**TASK PROMPT**
For each line in the records that contains "handle", make a copy.
[Opening DATASET RECORDS section]
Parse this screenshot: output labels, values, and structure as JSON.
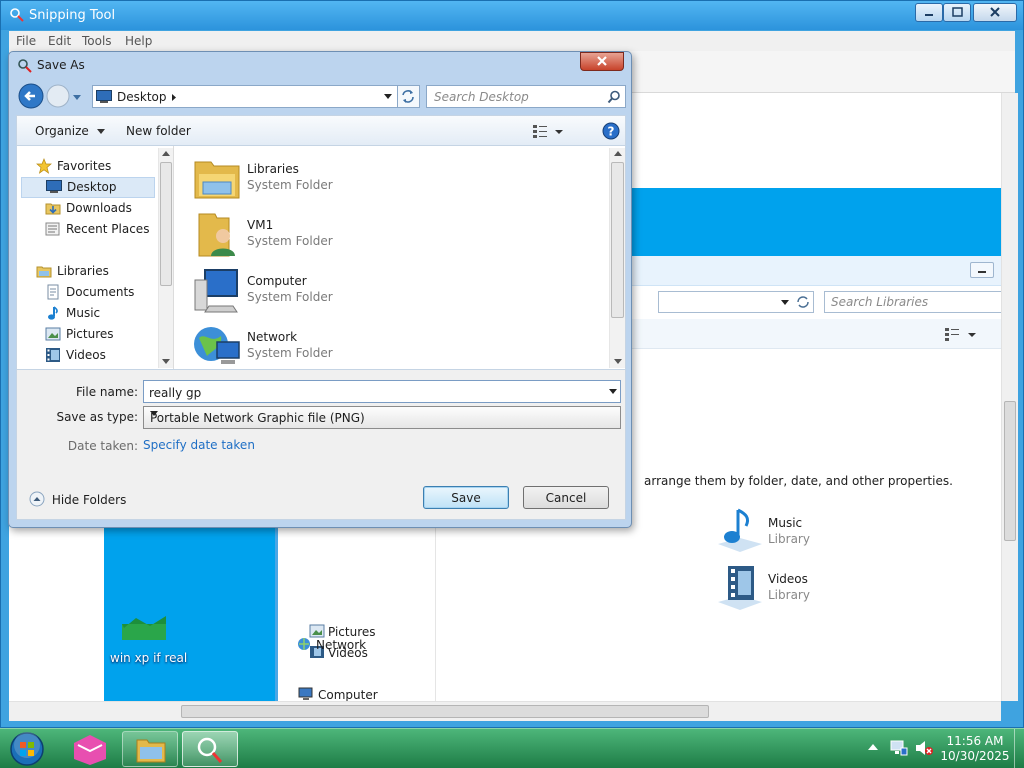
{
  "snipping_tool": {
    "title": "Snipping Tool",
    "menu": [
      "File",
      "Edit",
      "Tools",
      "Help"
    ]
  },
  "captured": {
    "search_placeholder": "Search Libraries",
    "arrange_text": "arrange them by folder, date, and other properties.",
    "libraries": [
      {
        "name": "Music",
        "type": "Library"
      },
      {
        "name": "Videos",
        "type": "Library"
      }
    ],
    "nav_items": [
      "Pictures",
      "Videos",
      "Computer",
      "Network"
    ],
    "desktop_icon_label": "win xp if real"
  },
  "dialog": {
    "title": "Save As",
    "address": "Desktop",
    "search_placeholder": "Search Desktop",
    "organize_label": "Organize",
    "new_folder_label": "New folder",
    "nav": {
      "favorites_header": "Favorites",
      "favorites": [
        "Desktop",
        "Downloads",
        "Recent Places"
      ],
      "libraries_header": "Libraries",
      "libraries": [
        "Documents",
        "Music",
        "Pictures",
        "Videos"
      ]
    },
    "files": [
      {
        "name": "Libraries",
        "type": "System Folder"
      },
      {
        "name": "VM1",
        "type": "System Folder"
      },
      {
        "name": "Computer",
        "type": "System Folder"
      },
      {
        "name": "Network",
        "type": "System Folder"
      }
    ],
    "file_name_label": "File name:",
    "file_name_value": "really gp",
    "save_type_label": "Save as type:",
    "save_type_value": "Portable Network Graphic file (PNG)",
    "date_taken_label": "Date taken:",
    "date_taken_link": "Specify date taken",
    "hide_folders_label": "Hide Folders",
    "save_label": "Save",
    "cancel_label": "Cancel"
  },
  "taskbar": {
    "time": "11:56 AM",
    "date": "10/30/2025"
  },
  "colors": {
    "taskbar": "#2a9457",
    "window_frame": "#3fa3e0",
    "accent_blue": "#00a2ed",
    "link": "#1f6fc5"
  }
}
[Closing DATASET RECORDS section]
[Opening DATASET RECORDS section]
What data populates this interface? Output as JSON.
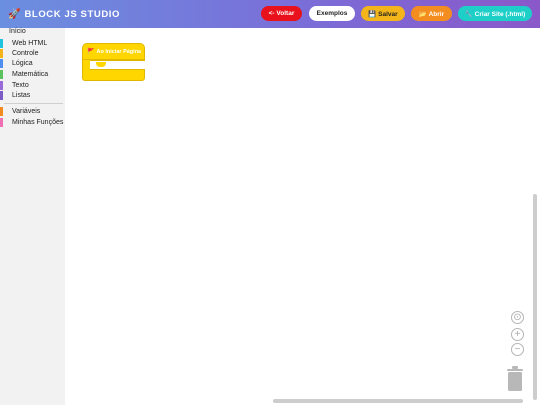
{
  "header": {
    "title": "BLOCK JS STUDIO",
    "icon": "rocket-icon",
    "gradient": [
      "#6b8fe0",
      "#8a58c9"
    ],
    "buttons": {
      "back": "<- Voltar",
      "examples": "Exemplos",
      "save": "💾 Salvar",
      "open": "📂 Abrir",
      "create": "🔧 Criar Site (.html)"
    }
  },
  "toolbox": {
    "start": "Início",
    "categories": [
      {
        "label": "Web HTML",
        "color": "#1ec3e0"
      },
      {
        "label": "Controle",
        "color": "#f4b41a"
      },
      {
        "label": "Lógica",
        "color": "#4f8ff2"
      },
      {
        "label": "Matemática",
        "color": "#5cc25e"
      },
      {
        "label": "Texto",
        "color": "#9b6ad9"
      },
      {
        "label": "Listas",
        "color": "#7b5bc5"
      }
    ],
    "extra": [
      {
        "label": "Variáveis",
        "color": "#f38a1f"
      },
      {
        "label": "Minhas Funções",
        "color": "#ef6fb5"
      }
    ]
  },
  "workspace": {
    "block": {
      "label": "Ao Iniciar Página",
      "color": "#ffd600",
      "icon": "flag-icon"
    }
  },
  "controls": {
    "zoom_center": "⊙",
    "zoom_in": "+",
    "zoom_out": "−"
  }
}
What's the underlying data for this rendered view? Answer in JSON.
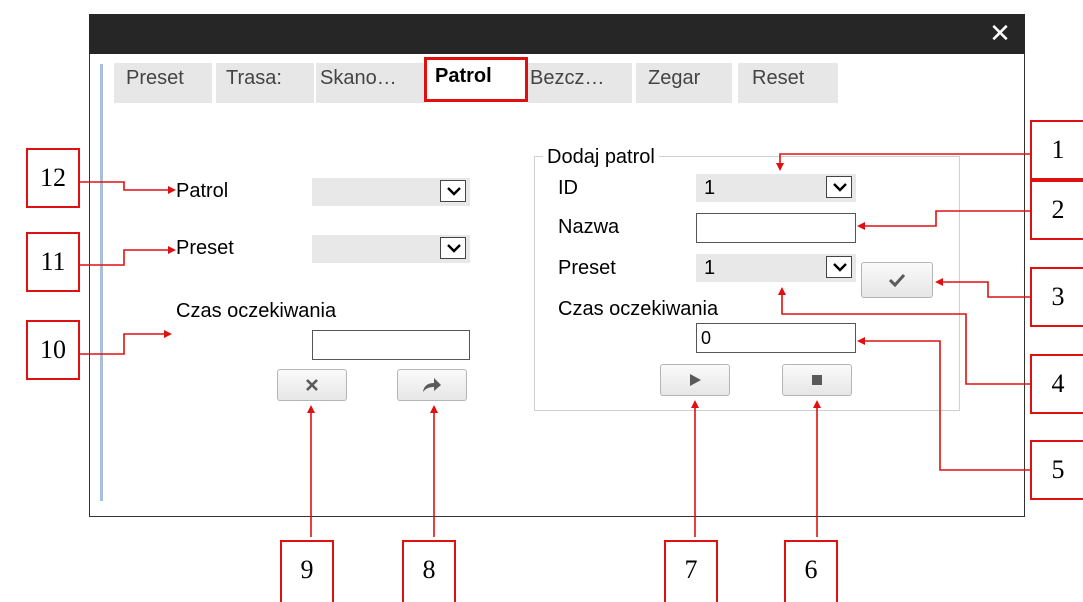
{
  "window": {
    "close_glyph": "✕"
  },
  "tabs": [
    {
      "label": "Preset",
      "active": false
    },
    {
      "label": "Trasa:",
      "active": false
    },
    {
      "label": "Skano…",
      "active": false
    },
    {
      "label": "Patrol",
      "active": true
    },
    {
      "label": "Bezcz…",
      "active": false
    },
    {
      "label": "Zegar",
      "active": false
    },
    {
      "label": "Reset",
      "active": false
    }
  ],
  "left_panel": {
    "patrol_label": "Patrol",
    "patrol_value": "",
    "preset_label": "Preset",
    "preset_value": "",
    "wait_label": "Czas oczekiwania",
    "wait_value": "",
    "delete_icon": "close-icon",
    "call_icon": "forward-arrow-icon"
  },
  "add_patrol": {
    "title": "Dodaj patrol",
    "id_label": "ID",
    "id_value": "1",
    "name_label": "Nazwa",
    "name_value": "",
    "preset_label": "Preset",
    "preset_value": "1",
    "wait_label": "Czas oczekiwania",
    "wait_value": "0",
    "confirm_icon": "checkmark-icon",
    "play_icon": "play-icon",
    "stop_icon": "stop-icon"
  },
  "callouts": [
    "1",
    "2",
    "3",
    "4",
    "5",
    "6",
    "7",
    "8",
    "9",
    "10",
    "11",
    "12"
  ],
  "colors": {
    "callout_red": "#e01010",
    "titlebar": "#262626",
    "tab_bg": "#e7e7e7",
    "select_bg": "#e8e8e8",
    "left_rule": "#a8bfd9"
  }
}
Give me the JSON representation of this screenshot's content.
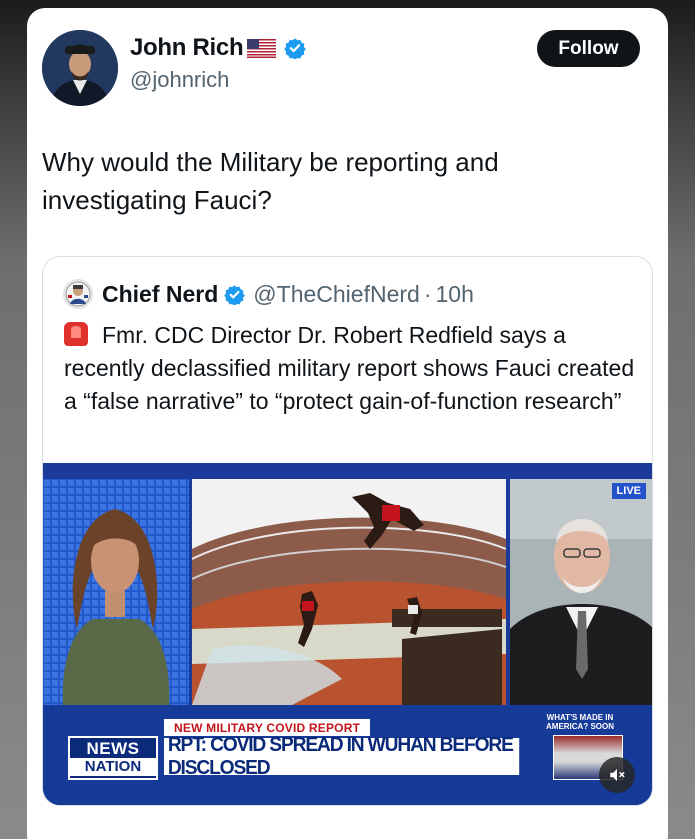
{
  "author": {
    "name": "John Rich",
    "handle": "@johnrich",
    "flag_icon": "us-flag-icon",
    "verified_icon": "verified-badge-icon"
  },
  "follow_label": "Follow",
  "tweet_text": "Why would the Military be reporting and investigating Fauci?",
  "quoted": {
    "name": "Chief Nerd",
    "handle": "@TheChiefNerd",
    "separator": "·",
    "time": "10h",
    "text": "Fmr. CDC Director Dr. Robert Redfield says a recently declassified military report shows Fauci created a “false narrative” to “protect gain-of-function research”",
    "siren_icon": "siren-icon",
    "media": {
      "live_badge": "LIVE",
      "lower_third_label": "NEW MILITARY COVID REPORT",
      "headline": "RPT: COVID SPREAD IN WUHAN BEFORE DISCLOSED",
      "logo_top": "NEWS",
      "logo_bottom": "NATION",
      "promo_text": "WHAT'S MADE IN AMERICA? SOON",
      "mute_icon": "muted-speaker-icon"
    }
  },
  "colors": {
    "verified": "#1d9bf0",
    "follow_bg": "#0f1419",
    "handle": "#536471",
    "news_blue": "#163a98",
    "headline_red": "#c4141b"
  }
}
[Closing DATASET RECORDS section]
**ANSWER BOX**
    "handle": "@johnrich",
    "handle": "@TheChiefNerd",
    "handle": "#536471",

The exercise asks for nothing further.